• [BRIEF]
For each line of the listing that holds "Share", show the full line.

GIVEN INFORMATION Block Start

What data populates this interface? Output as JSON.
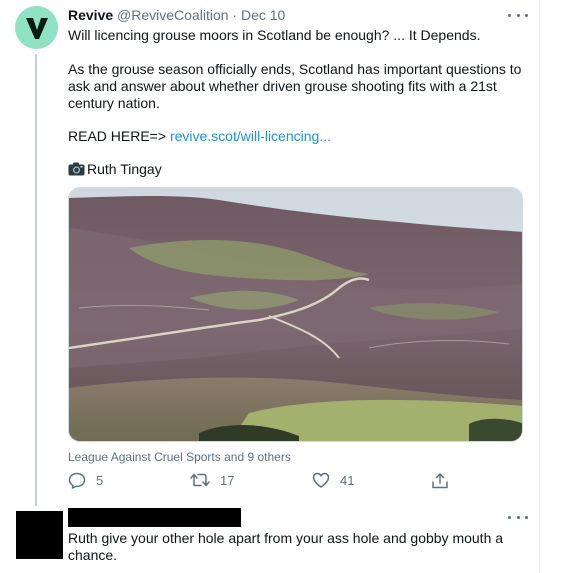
{
  "tweet": {
    "author_name": "Revive",
    "handle": "@ReviveCoalition",
    "separator": "·",
    "date": "Dec 10",
    "line1": "Will licencing grouse moors in Scotland be enough? ... It Depends.",
    "paragraph": "As the grouse season officially ends, Scotland has important questions to ask and answer about whether driven grouse shooting fits with a 21st century nation.",
    "read_prefix": "READ HERE=>",
    "read_link": "revive.scot/will-licencing...",
    "photo_credit": "Ruth Tingay",
    "liked_by": "League Against Cruel Sports and 9 others",
    "replies": "5",
    "retweets": "17",
    "likes": "41",
    "avatar_icon": "revive-logo-icon",
    "camera_icon": "camera-icon",
    "media_description_icon": "moorland-photo"
  },
  "reply": {
    "text": "Ruth give your other hole apart from your ass hole and gobby mouth a chance."
  },
  "colors": {
    "avatar_bg": "#8fe3c4",
    "link": "#1b95e0",
    "muted": "#5b7083",
    "redaction": "#000000"
  }
}
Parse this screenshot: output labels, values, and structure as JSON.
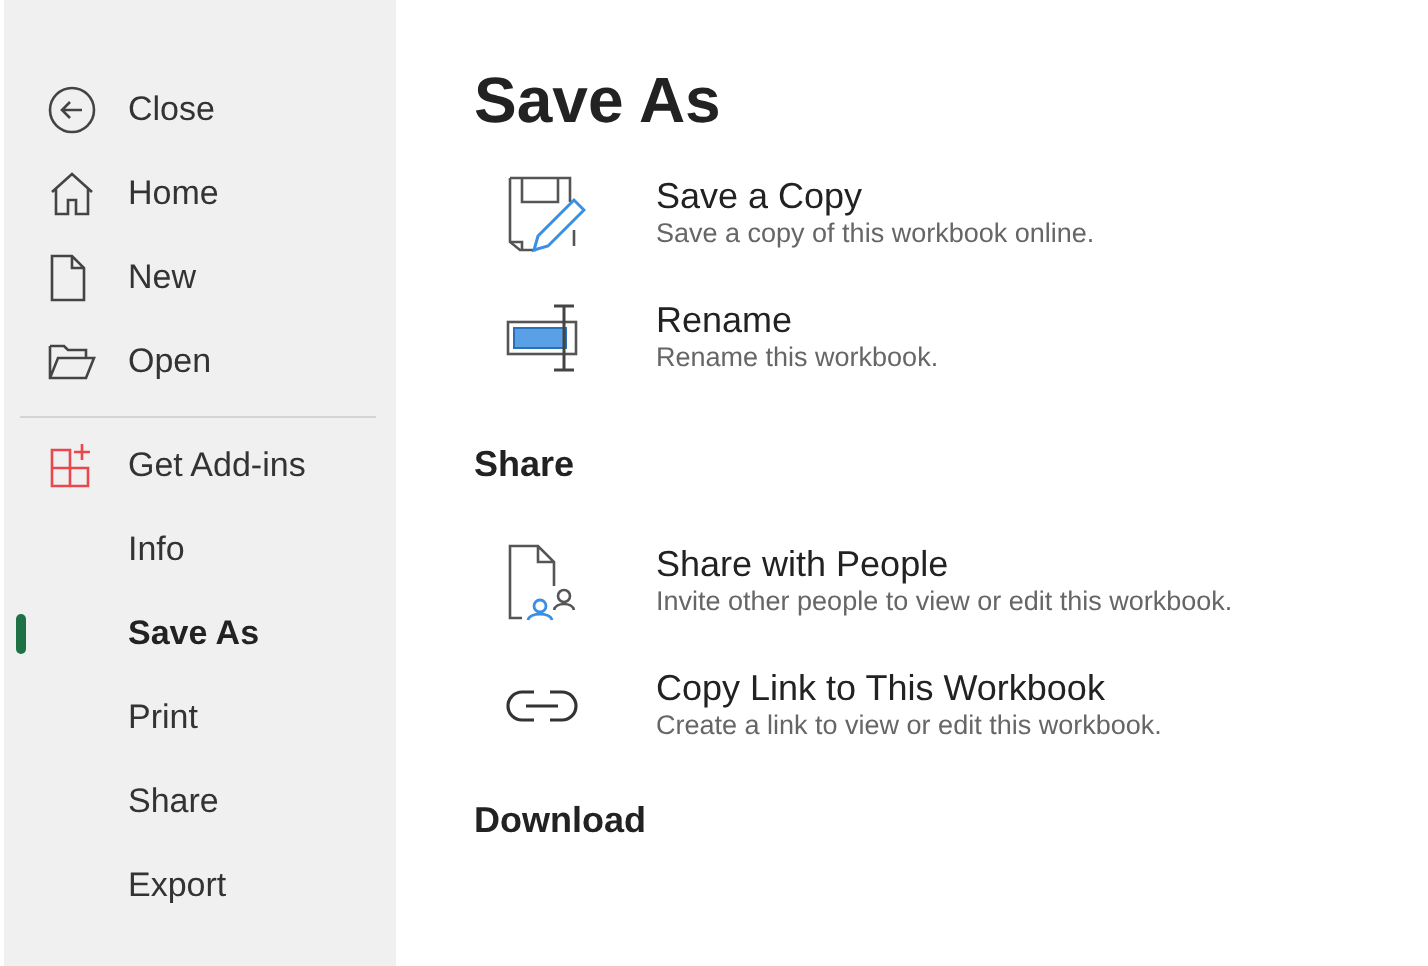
{
  "sidebar": {
    "items": [
      {
        "label": "Close",
        "selected": false
      },
      {
        "label": "Home",
        "selected": false
      },
      {
        "label": "New",
        "selected": false
      },
      {
        "label": "Open",
        "selected": false
      },
      {
        "label": "Get Add-ins",
        "selected": false
      },
      {
        "label": "Info",
        "selected": false
      },
      {
        "label": "Save As",
        "selected": true
      },
      {
        "label": "Print",
        "selected": false
      },
      {
        "label": "Share",
        "selected": false
      },
      {
        "label": "Export",
        "selected": false
      }
    ]
  },
  "main": {
    "title": "Save As",
    "sections": [
      {
        "options": [
          {
            "title": "Save a Copy",
            "description": "Save a copy of this workbook online."
          },
          {
            "title": "Rename",
            "description": "Rename this workbook."
          }
        ]
      },
      {
        "heading": "Share",
        "options": [
          {
            "title": "Share with People",
            "description": "Invite other people to view or edit this workbook."
          },
          {
            "title": "Copy Link to This Workbook",
            "description": "Create a link to view or edit this workbook."
          }
        ]
      },
      {
        "heading": "Download"
      }
    ]
  }
}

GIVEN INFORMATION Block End

• [TASK RESULT]
        "label": "Share",
        "heading": "Share",
            "title": "Share with People",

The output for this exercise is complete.